- **What you have to do**:
Write out every entry exactly as it appears, omitting the pictures.

---

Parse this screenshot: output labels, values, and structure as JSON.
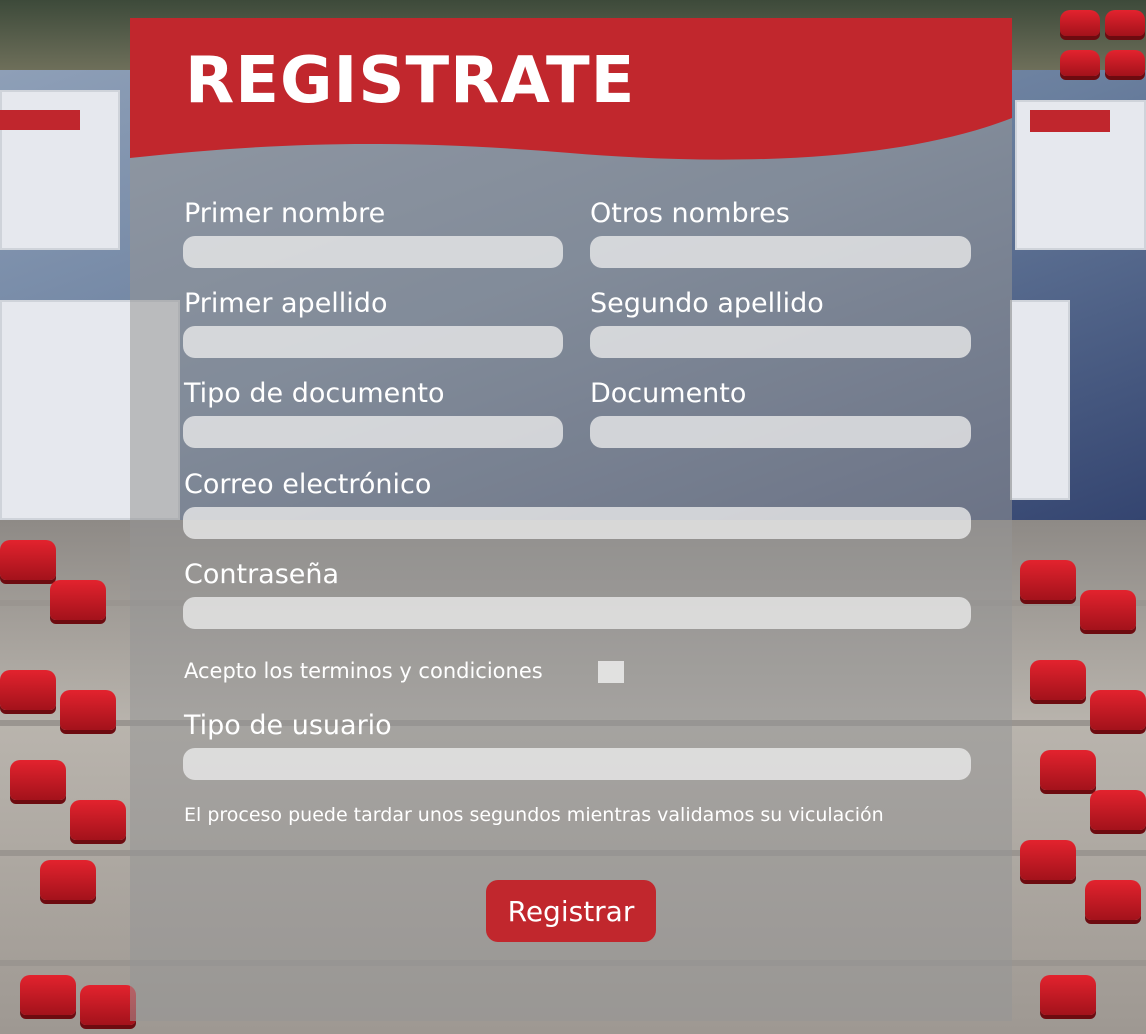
{
  "form": {
    "title": "REGISTRATE",
    "fields": {
      "primer_nombre": {
        "label": "Primer nombre",
        "value": ""
      },
      "otros_nombres": {
        "label": "Otros nombres",
        "value": ""
      },
      "primer_apellido": {
        "label": "Primer apellido",
        "value": ""
      },
      "segundo_apellido": {
        "label": "Segundo apellido",
        "value": ""
      },
      "tipo_documento": {
        "label": "Tipo de documento",
        "value": ""
      },
      "documento": {
        "label": "Documento",
        "value": ""
      },
      "correo": {
        "label": "Correo electrónico",
        "value": ""
      },
      "contrasena": {
        "label": "Contraseña",
        "value": ""
      },
      "tipo_usuario": {
        "label": "Tipo de usuario",
        "value": ""
      }
    },
    "terms_label": "Acepto los terminos  y condiciones",
    "terms_checked": false,
    "note": "El proceso puede tardar unos segundos mientras validamos su viculación",
    "submit_label": "Registrar"
  },
  "colors": {
    "brand_red": "#c1272d",
    "panel_overlay": "rgba(150,150,150,0.55)",
    "input_bg": "#ececec",
    "text": "#ffffff"
  }
}
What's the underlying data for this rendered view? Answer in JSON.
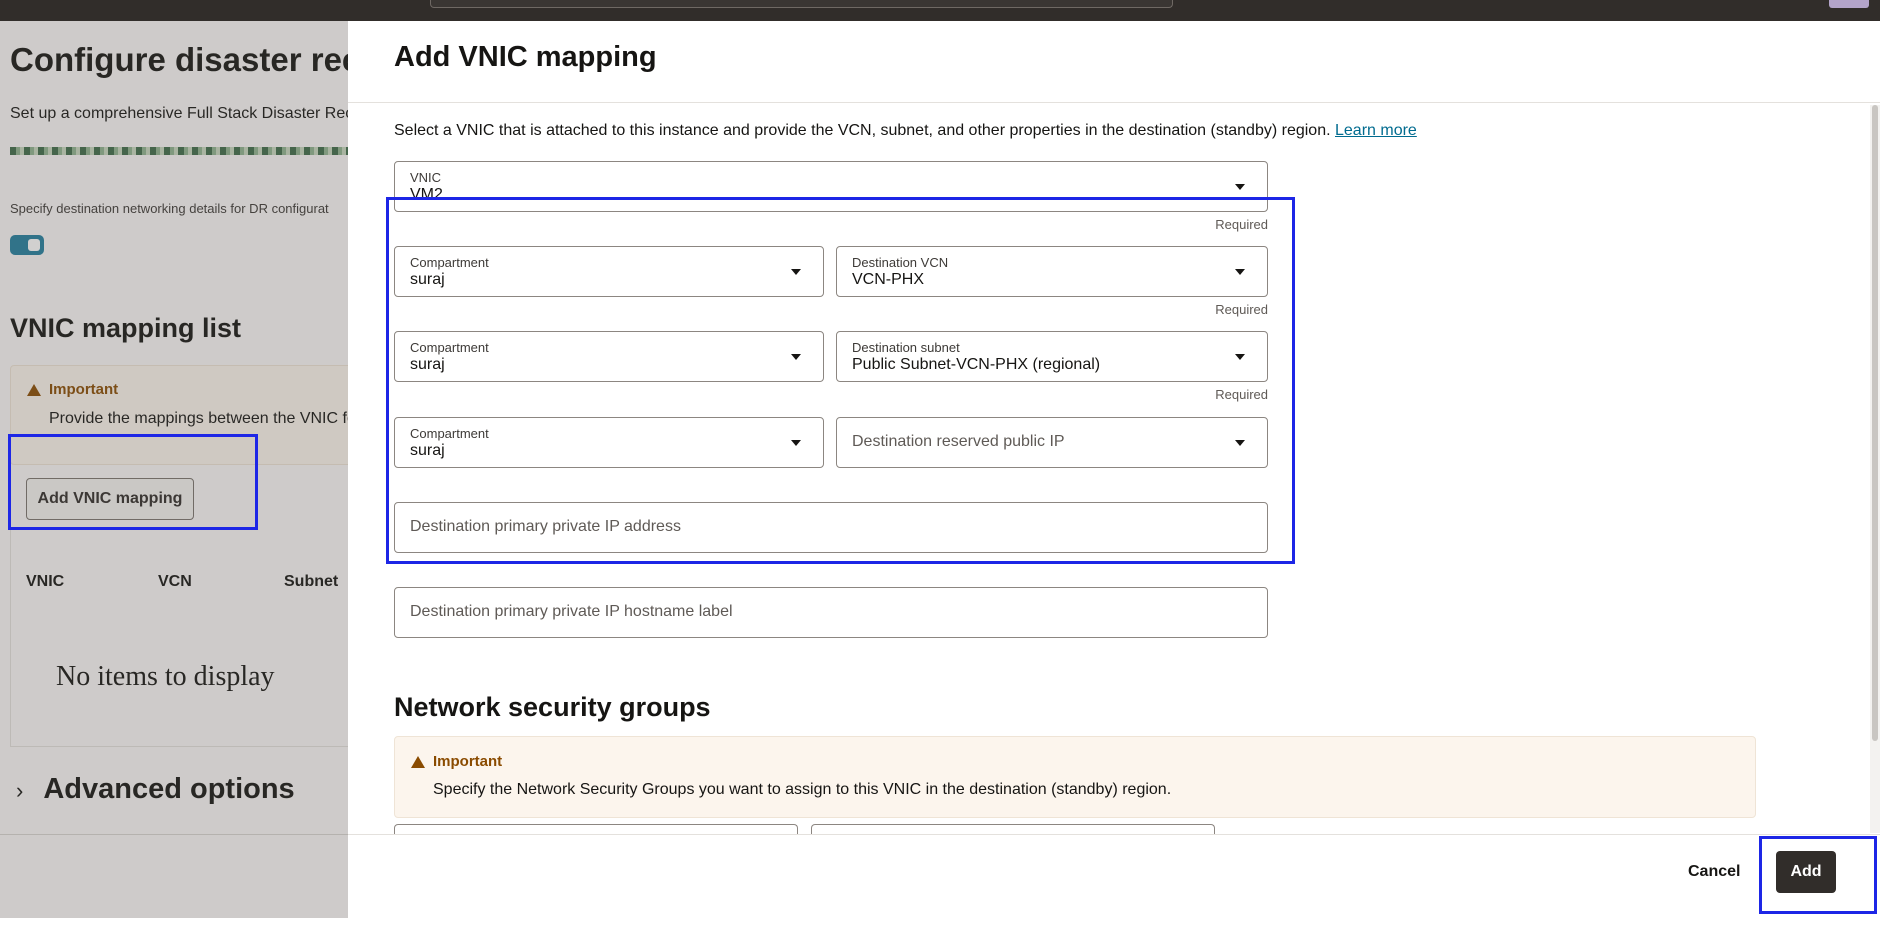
{
  "background": {
    "title": "Configure disaster reco",
    "subtitle": "Set up a comprehensive Full Stack Disaster Recov",
    "spec_text": "Specify destination networking details for DR configurat",
    "vnic_list_heading": "VNIC mapping list",
    "important_title": "Important",
    "important_text": "Provide the mappings between the VNIC for",
    "add_vnic_button": "Add VNIC mapping",
    "columns": [
      "VNIC",
      "VCN",
      "Subnet"
    ],
    "empty_text": "No items to display",
    "advanced_options": "Advanced options"
  },
  "drawer": {
    "title": "Add VNIC mapping",
    "intro": "Select a VNIC that is attached to this instance and provide the VCN, subnet, and other properties in the destination (standby) region.",
    "learn_more": "Learn more",
    "vnic": {
      "label": "VNIC",
      "value": "VM2",
      "required": "Required"
    },
    "compartment1": {
      "label": "Compartment",
      "value": "suraj"
    },
    "dest_vcn": {
      "label": "Destination VCN",
      "value": "VCN-PHX",
      "required": "Required"
    },
    "compartment2": {
      "label": "Compartment",
      "value": "suraj"
    },
    "dest_subnet": {
      "label": "Destination subnet",
      "value": "Public Subnet-VCN-PHX (regional)",
      "required": "Required"
    },
    "compartment3": {
      "label": "Compartment",
      "value": "suraj"
    },
    "dest_public_ip": {
      "placeholder": "Destination reserved public IP"
    },
    "dest_private_ip": {
      "placeholder": "Destination primary private IP address"
    },
    "dest_hostname": {
      "placeholder": "Destination primary private IP hostname label"
    },
    "nsg_heading": "Network security groups",
    "nsg_important_title": "Important",
    "nsg_important_text": "Specify the Network Security Groups you want to assign to this VNIC in the destination (standby) region.",
    "cancel": "Cancel",
    "add": "Add"
  }
}
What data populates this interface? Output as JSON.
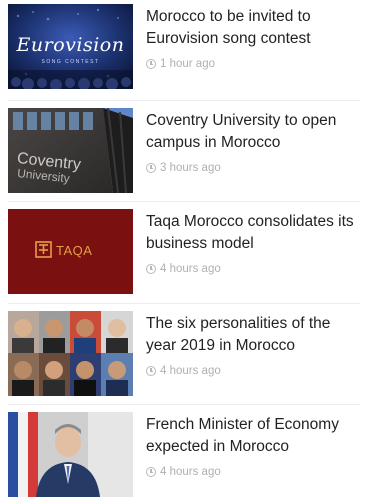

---

- **Answer to this exercise**:
Parse this screenshot: output labels, values, and structure as JSON.
{
  "form": {
    "title": "REGISTRATE",
    "fields": {
      "primer_nombre": {
        "label": "Primer nombre",
        "value": ""
      },
      "otros_nombres": {
        "label": "Otros nombres",
        "value": ""
      },
      "primer_apellido": {
        "label": "Primer apellido",
        "value": ""
      },
      "segundo_apellido": {
        "label": "Segundo apellido",
        "value": ""
      },
      "tipo_documento": {
        "label": "Tipo de documento",
        "value": ""
      },
      "documento": {
        "label": "Documento",
        "value": ""
      },
      "correo": {
        "label": "Correo electrónico",
        "value": ""
      },
      "contrasena": {
        "label": "Contraseña",
        "value": ""
      },
      "tipo_usuario": {
        "label": "Tipo de usuario",
        "value": ""
      }
    },
    "terms_label": "Acepto los terminos  y condiciones",
    "terms_checked": false,
    "note": "El proceso puede tardar unos segundos mientras validamos su viculación",
    "submit_label": "Registrar"
  },
  "colors": {
    "brand_red": "#c1272d",
    "panel_overlay": "rgba(150,150,150,0.55)",
    "input_bg": "#ececec",
    "text": "#ffffff"
  }
}
What's the underlying data for this rendered view? Answer in JSON.
{
  "background": {
    "title": "Configure disaster reco",
    "subtitle": "Set up a comprehensive Full Stack Disaster Recov",
    "spec_text": "Specify destination networking details for DR configurat",
    "vnic_list_heading": "VNIC mapping list",
    "important_title": "Important",
    "important_text": "Provide the mappings between the VNIC for",
    "add_vnic_button": "Add VNIC mapping",
    "columns": [
      "VNIC",
      "VCN",
      "Subnet"
    ],
    "empty_text": "No items to display",
    "advanced_options": "Advanced options"
  },
  "drawer": {
    "title": "Add VNIC mapping",
    "intro": "Select a VNIC that is attached to this instance and provide the VCN, subnet, and other properties in the destination (standby) region.",
    "learn_more": "Learn more",
    "vnic": {
      "label": "VNIC",
      "value": "VM2",
      "required": "Required"
    },
    "compartment1": {
      "label": "Compartment",
      "value": "suraj"
    },
    "dest_vcn": {
      "label": "Destination VCN",
      "value": "VCN-PHX",
      "required": "Required"
    },
    "compartment2": {
      "label": "Compartment",
      "value": "suraj"
    },
    "dest_subnet": {
      "label": "Destination subnet",
      "value": "Public Subnet-VCN-PHX (regional)",
      "required": "Required"
    },
    "compartment3": {
      "label": "Compartment",
      "value": "suraj"
    },
    "dest_public_ip": {
      "placeholder": "Destination reserved public IP"
    },
    "dest_private_ip": {
      "placeholder": "Destination primary private IP address"
    },
    "dest_hostname": {
      "placeholder": "Destination primary private IP hostname label"
    },
    "nsg_heading": "Network security groups",
    "nsg_important_title": "Important",
    "nsg_important_text": "Specify the Network Security Groups you want to assign to this VNIC in the destination (standby) region.",
    "cancel": "Cancel",
    "add": "Add"
  }
}
What data populates this interface? Output as JSON.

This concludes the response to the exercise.